LISTED RECORDS:
^^^^^^^^^^^^^^^^

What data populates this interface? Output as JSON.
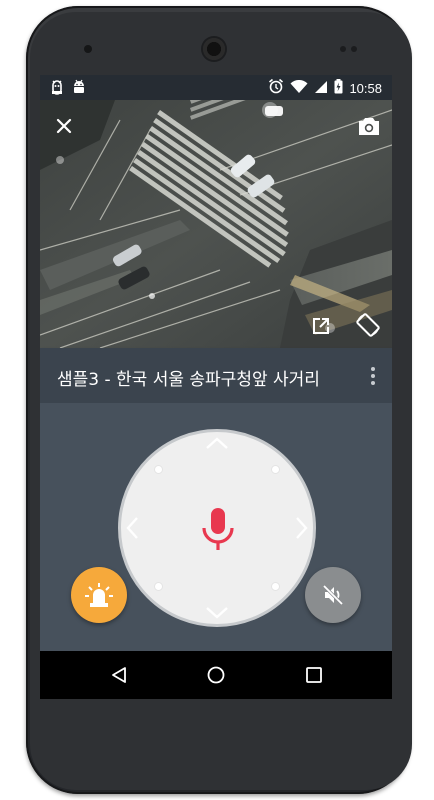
{
  "status_bar": {
    "time": "10:58",
    "left_icons": [
      "android-debug-icon",
      "android-icon"
    ],
    "right_icons": [
      "alarm-icon",
      "wifi-icon",
      "signal-icon",
      "battery-charging-icon"
    ]
  },
  "video": {
    "icons": {
      "close": "close-icon",
      "snapshot": "camera-icon",
      "open_external": "open-external-icon",
      "rotate": "screen-rotation-icon"
    }
  },
  "camera": {
    "title": "샘플3 - 한국 서울 송파구청앞 사거리",
    "menu_icon": "more-vert-icon"
  },
  "controls": {
    "center_icon": "microphone-icon",
    "directions": [
      "up",
      "down",
      "left",
      "right"
    ],
    "siren_icon": "siren-icon",
    "mute_icon": "volume-off-icon",
    "colors": {
      "mic": "#e8384f",
      "siren_button": "#f6a93b",
      "mute_button": "#8a8d8f",
      "panel_bg": "#47515c",
      "title_bg": "#3b444e"
    }
  },
  "nav_bar": {
    "icons": [
      "back-icon",
      "home-icon",
      "recents-icon"
    ]
  }
}
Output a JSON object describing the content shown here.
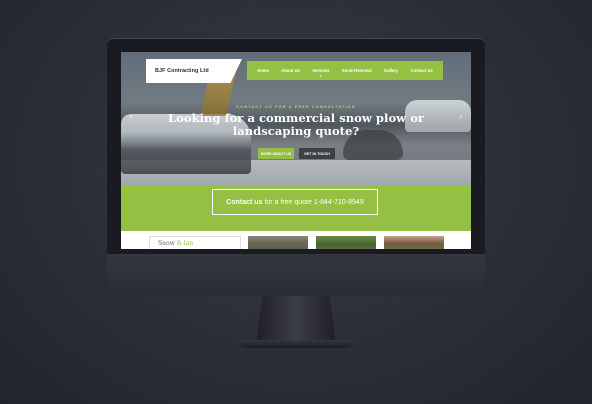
{
  "site": {
    "brand": "BJF Contracting Ltd",
    "nav": [
      {
        "label": "Home"
      },
      {
        "label": "About Us"
      },
      {
        "label": "Services"
      },
      {
        "label": "Snow Removal"
      },
      {
        "label": "Gallery"
      },
      {
        "label": "Contact Us"
      }
    ],
    "hero": {
      "eyebrow": "CONTACT US FOR A FREE CONSULTATION",
      "headline": "Looking for a commercial snow plow or landscaping quote?",
      "primary_button": "MORE ABOUT US",
      "secondary_button": "GET IN TOUCH",
      "prev_arrow": "‹",
      "next_arrow": "›"
    },
    "cta": {
      "bold_text": "Contact us",
      "text": "for a free quote",
      "phone": "1-844-710-8949"
    },
    "cards": {
      "teaser_left": "Snow",
      "teaser_right": "& lan"
    }
  },
  "colors": {
    "accent_green": "#94c044",
    "dark_button": "#3d4147",
    "background": "#2b2d38"
  },
  "icons": {
    "device_logo": "apple-icon",
    "slider_prev": "chevron-left-icon",
    "slider_next": "chevron-right-icon"
  }
}
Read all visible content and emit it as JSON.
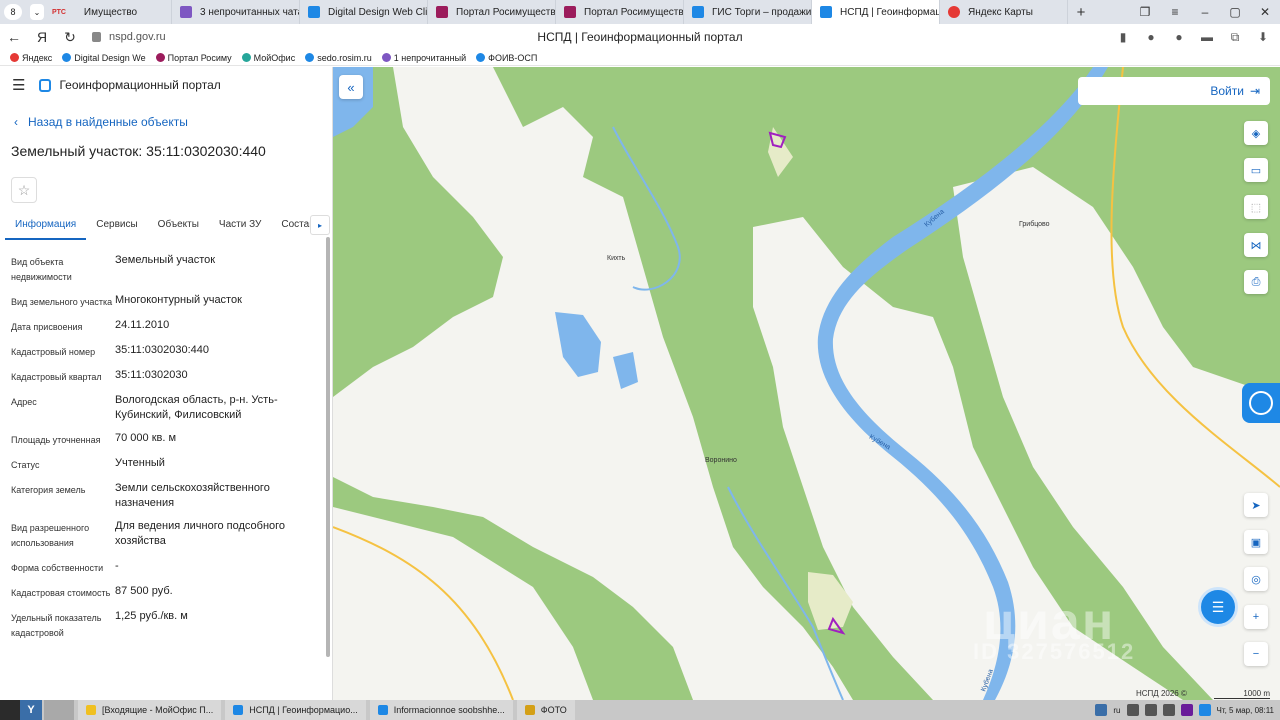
{
  "browser": {
    "tab_count": "8",
    "tabs": [
      {
        "label": "Имущество",
        "color": "#d32f2f"
      },
      {
        "label": "3 непрочитанных чата",
        "color": "#7e57c2"
      },
      {
        "label": "Digital Design Web Clien",
        "color": "#1e88e5"
      },
      {
        "label": "Портал Росимущества",
        "color": "#9c1c5c"
      },
      {
        "label": "Портал Росимущества",
        "color": "#9c1c5c"
      },
      {
        "label": "ГИС Торги – продажи г",
        "color": "#1e88e5"
      },
      {
        "label": "НСПД | Геоинформац",
        "color": "#1e88e5"
      },
      {
        "label": "Яндекс Карты",
        "color": "#e53935"
      }
    ],
    "rts_label": "РТС",
    "url": "nspd.gov.ru",
    "page_title": "НСПД | Геоинформационный портал",
    "bookmarks": [
      {
        "label": "Яндекс",
        "color": "#e53935"
      },
      {
        "label": "Digital Design We",
        "color": "#1e88e5"
      },
      {
        "label": "Портал Росиму",
        "color": "#9c1c5c"
      },
      {
        "label": "МойОфис",
        "color": "#26a69a"
      },
      {
        "label": "sedo.rosim.ru",
        "color": "#1e88e5"
      },
      {
        "label": "1 непрочитанный",
        "color": "#7e57c2"
      },
      {
        "label": "ФОИВ-ОСП",
        "color": "#1e88e5"
      }
    ]
  },
  "sidebar": {
    "app_title": "Геоинформационный портал",
    "back_label": "Назад в найденные объекты",
    "parcel_title": "Земельный участок: 35:11:0302030:440",
    "tabs": [
      "Информация",
      "Сервисы",
      "Объекты",
      "Части ЗУ",
      "Состав"
    ],
    "fields": [
      {
        "label": "Вид объекта недвижимости",
        "value": "Земельный участок"
      },
      {
        "label": "Вид земельного участка",
        "value": "Многоконтурный участок"
      },
      {
        "label": "Дата присвоения",
        "value": "24.11.2010"
      },
      {
        "label": "Кадастровый номер",
        "value": "35:11:0302030:440"
      },
      {
        "label": "Кадастровый квартал",
        "value": "35:11:0302030"
      },
      {
        "label": "Адрес",
        "value": "Вологодская область, р-н. Усть-Кубинский, Филисовский"
      },
      {
        "label": "Площадь уточненная",
        "value": "70 000 кв. м"
      },
      {
        "label": "Статус",
        "value": "Учтенный"
      },
      {
        "label": "Категория земель",
        "value": "Земли сельскохозяйственного назначения"
      },
      {
        "label": "Вид разрешенного использования",
        "value": "Для ведения личного подсобного хозяйства"
      },
      {
        "label": "Форма собственности",
        "value": "-"
      },
      {
        "label": "Кадастровая стоимость",
        "value": "87 500 руб."
      },
      {
        "label": "Удельный показатель кадастровой",
        "value": "1,25 руб./кв. м"
      }
    ]
  },
  "map": {
    "login_label": "Войти",
    "places": [
      "Кихть",
      "Воронино",
      "Грибцово",
      "Кубена",
      "Кубена",
      "Кубена"
    ],
    "watermark": "циан",
    "watermark_id": "ID 327576512",
    "copyright": "НСПД 2026 ©",
    "scale_label": "1000 m",
    "colors": {
      "forest": "#9cc97f",
      "open": "#f4f4f0",
      "river": "#7fb6ec",
      "parcel": "#a020c0"
    }
  },
  "taskbar": {
    "tasks": [
      {
        "label": "[Входящие - МойОфис П...",
        "color": "#f0c020"
      },
      {
        "label": "НСПД | Геоинформацио...",
        "color": "#1e88e5"
      },
      {
        "label": "Informacionnoe soobshhe...",
        "color": "#1e88e5"
      },
      {
        "label": "ФОТО",
        "color": "#d4a017"
      }
    ],
    "lang": "ru",
    "clock": "Чт, 5 мар, 08:11"
  }
}
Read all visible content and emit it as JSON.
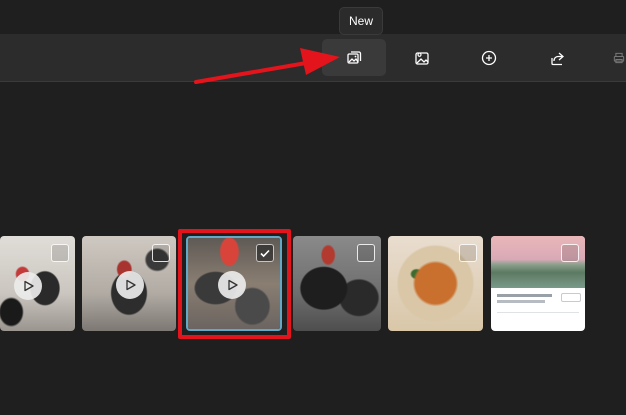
{
  "tooltip": {
    "text": "New"
  },
  "toolbar": {
    "buttons": [
      {
        "name": "new-button",
        "icon": "new-photos-icon",
        "active": true
      },
      {
        "name": "import-button",
        "icon": "import-image-icon",
        "active": false
      },
      {
        "name": "add-button",
        "icon": "add-circle-icon",
        "active": false
      },
      {
        "name": "share-button",
        "icon": "share-icon",
        "active": false
      },
      {
        "name": "print-button",
        "icon": "print-icon",
        "active": false
      }
    ]
  },
  "gallery": {
    "items": [
      {
        "kind": "video",
        "selected": false,
        "colors": [
          "#d8d4cf",
          "#2a2a2a",
          "#c43a3a"
        ]
      },
      {
        "kind": "video",
        "selected": false,
        "colors": [
          "#b7b2ab",
          "#2d2d2d",
          "#a8342f"
        ]
      },
      {
        "kind": "video",
        "selected": true,
        "colors": [
          "#8a7e72",
          "#3a3a3a",
          "#d9443a"
        ]
      },
      {
        "kind": "photo",
        "selected": false,
        "colors": [
          "#6e6e6e",
          "#1e1e1e",
          "#b23a2f"
        ]
      },
      {
        "kind": "photo",
        "selected": false,
        "colors": [
          "#d9c7a8",
          "#c9702e",
          "#e9ddd0"
        ]
      },
      {
        "kind": "screenshot",
        "selected": false,
        "colors": [
          "#e9b7b8",
          "#5c7a62",
          "#ffffff"
        ]
      }
    ]
  },
  "colors": {
    "accent_red": "#e3141b",
    "selection_blue": "#64a8c8"
  }
}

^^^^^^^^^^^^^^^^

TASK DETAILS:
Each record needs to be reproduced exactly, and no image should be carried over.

WRITTEN RESPONSE:
What data populates this interface? Output as JSON.
{
  "status_bar": {
    "time": "10:58",
    "left_icons": [
      "android-debug-icon",
      "android-icon"
    ],
    "right_icons": [
      "alarm-icon",
      "wifi-icon",
      "signal-icon",
      "battery-charging-icon"
    ]
  },
  "video": {
    "icons": {
      "close": "close-icon",
      "snapshot": "camera-icon",
      "open_external": "open-external-icon",
      "rotate": "screen-rotation-icon"
    }
  },
  "camera": {
    "title": "샘플3 - 한국 서울 송파구청앞 사거리",
    "menu_icon": "more-vert-icon"
  },
  "controls": {
    "center_icon": "microphone-icon",
    "directions": [
      "up",
      "down",
      "left",
      "right"
    ],
    "siren_icon": "siren-icon",
    "mute_icon": "volume-off-icon",
    "colors": {
      "mic": "#e8384f",
      "siren_button": "#f6a93b",
      "mute_button": "#8a8d8f",
      "panel_bg": "#47515c",
      "title_bg": "#3b444e"
    }
  },
  "nav_bar": {
    "icons": [
      "back-icon",
      "home-icon",
      "recents-icon"
    ]
  }
}
Output a JSON object describing the content shown here.
{
  "site": {
    "brand": "BJF Contracting Ltd",
    "nav": [
      {
        "label": "Home"
      },
      {
        "label": "About Us"
      },
      {
        "label": "Services"
      },
      {
        "label": "Snow Removal"
      },
      {
        "label": "Gallery"
      },
      {
        "label": "Contact Us"
      }
    ],
    "hero": {
      "eyebrow": "CONTACT US FOR A FREE CONSULTATION",
      "headline": "Looking for a commercial snow plow or landscaping quote?",
      "primary_button": "MORE ABOUT US",
      "secondary_button": "GET IN TOUCH",
      "prev_arrow": "‹",
      "next_arrow": "›"
    },
    "cta": {
      "bold_text": "Contact us",
      "text": "for a free quote",
      "phone": "1-844-710-8949"
    },
    "cards": {
      "teaser_left": "Snow",
      "teaser_right": "& lan"
    }
  },
  "colors": {
    "accent_green": "#94c044",
    "dark_button": "#3d4147",
    "background": "#2b2d38"
  },
  "icons": {
    "device_logo": "apple-icon",
    "slider_prev": "chevron-left-icon",
    "slider_next": "chevron-right-icon"
  }
}
Read all visible content and emit it as JSON.
{
  "browser": {
    "tab_count": "8",
    "tabs": [
      {
        "label": "Имущество",
        "color": "#d32f2f"
      },
      {
        "label": "3 непрочитанных чата",
        "color": "#7e57c2"
      },
      {
        "label": "Digital Design Web Clien",
        "color": "#1e88e5"
      },
      {
        "label": "Портал Росимущества",
        "color": "#9c1c5c"
      },
      {
        "label": "Портал Росимущества",
        "color": "#9c1c5c"
      },
      {
        "label": "ГИС Торги – продажи г",
        "color": "#1e88e5"
      },
      {
        "label": "НСПД | Геоинформац",
        "color": "#1e88e5"
      },
      {
        "label": "Яндекс Карты",
        "color": "#e53935"
      }
    ],
    "rts_label": "РТС",
    "url": "nspd.gov.ru",
    "page_title": "НСПД | Геоинформационный портал",
    "bookmarks": [
      {
        "label": "Яндекс",
        "color": "#e53935"
      },
      {
        "label": "Digital Design We",
        "color": "#1e88e5"
      },
      {
        "label": "Портал Росиму",
        "color": "#9c1c5c"
      },
      {
        "label": "МойОфис",
        "color": "#26a69a"
      },
      {
        "label": "sedo.rosim.ru",
        "color": "#1e88e5"
      },
      {
        "label": "1 непрочитанный",
        "color": "#7e57c2"
      },
      {
        "label": "ФОИВ-ОСП",
        "color": "#1e88e5"
      }
    ]
  },
  "sidebar": {
    "app_title": "Геоинформационный портал",
    "back_label": "Назад в найденные объекты",
    "parcel_title": "Земельный участок: 35:11:0302030:440",
    "tabs": [
      "Информация",
      "Сервисы",
      "Объекты",
      "Части ЗУ",
      "Состав"
    ],
    "fields": [
      {
        "label": "Вид объекта недвижимости",
        "value": "Земельный участок"
      },
      {
        "label": "Вид земельного участка",
        "value": "Многоконтурный участок"
      },
      {
        "label": "Дата присвоения",
        "value": "24.11.2010"
      },
      {
        "label": "Кадастровый номер",
        "value": "35:11:0302030:440"
      },
      {
        "label": "Кадастровый квартал",
        "value": "35:11:0302030"
      },
      {
        "label": "Адрес",
        "value": "Вологодская область, р-н. Усть-Кубинский, Филисовский"
      },
      {
        "label": "Площадь уточненная",
        "value": "70 000 кв. м"
      },
      {
        "label": "Статус",
        "value": "Учтенный"
      },
      {
        "label": "Категория земель",
        "value": "Земли сельскохозяйственного назначения"
      },
      {
        "label": "Вид разрешенного использования",
        "value": "Для ведения личного подсобного хозяйства"
      },
      {
        "label": "Форма собственности",
        "value": "-"
      },
      {
        "label": "Кадастровая стоимость",
        "value": "87 500 руб."
      },
      {
        "label": "Удельный показатель кадастровой",
        "value": "1,25 руб./кв. м"
      }
    ]
  },
  "map": {
    "login_label": "Войти",
    "places": [
      "Кихть",
      "Воронино",
      "Грибцово",
      "Кубена",
      "Кубена",
      "Кубена"
    ],
    "watermark": "циан",
    "watermark_id": "ID 327576512",
    "copyright": "НСПД 2026 ©",
    "scale_label": "1000 m",
    "colors": {
      "forest": "#9cc97f",
      "open": "#f4f4f0",
      "river": "#7fb6ec",
      "parcel": "#a020c0"
    }
  },
  "taskbar": {
    "tasks": [
      {
        "label": "[Входящие - МойОфис П...",
        "color": "#f0c020"
      },
      {
        "label": "НСПД | Геоинформацио...",
        "color": "#1e88e5"
      },
      {
        "label": "Informacionnoe soobshhe...",
        "color": "#1e88e5"
      },
      {
        "label": "ФОТО",
        "color": "#d4a017"
      }
    ],
    "lang": "ru",
    "clock": "Чт, 5 мар, 08:11"
  }
}
Read all visible content and emit it as JSON.
{
  "tooltip": {
    "text": "New"
  },
  "toolbar": {
    "buttons": [
      {
        "name": "new-button",
        "icon": "new-photos-icon",
        "active": true
      },
      {
        "name": "import-button",
        "icon": "import-image-icon",
        "active": false
      },
      {
        "name": "add-button",
        "icon": "add-circle-icon",
        "active": false
      },
      {
        "name": "share-button",
        "icon": "share-icon",
        "active": false
      },
      {
        "name": "print-button",
        "icon": "print-icon",
        "active": false
      }
    ]
  },
  "gallery": {
    "items": [
      {
        "kind": "video",
        "selected": false,
        "colors": [
          "#d8d4cf",
          "#2a2a2a",
          "#c43a3a"
        ]
      },
      {
        "kind": "video",
        "selected": false,
        "colors": [
          "#b7b2ab",
          "#2d2d2d",
          "#a8342f"
        ]
      },
      {
        "kind": "video",
        "selected": true,
        "colors": [
          "#8a7e72",
          "#3a3a3a",
          "#d9443a"
        ]
      },
      {
        "kind": "photo",
        "selected": false,
        "colors": [
          "#6e6e6e",
          "#1e1e1e",
          "#b23a2f"
        ]
      },
      {
        "kind": "photo",
        "selected": false,
        "colors": [
          "#d9c7a8",
          "#c9702e",
          "#e9ddd0"
        ]
      },
      {
        "kind": "screenshot",
        "selected": false,
        "colors": [
          "#e9b7b8",
          "#5c7a62",
          "#ffffff"
        ]
      }
    ]
  },
  "colors": {
    "accent_red": "#e3141b",
    "selection_blue": "#64a8c8"
  }
}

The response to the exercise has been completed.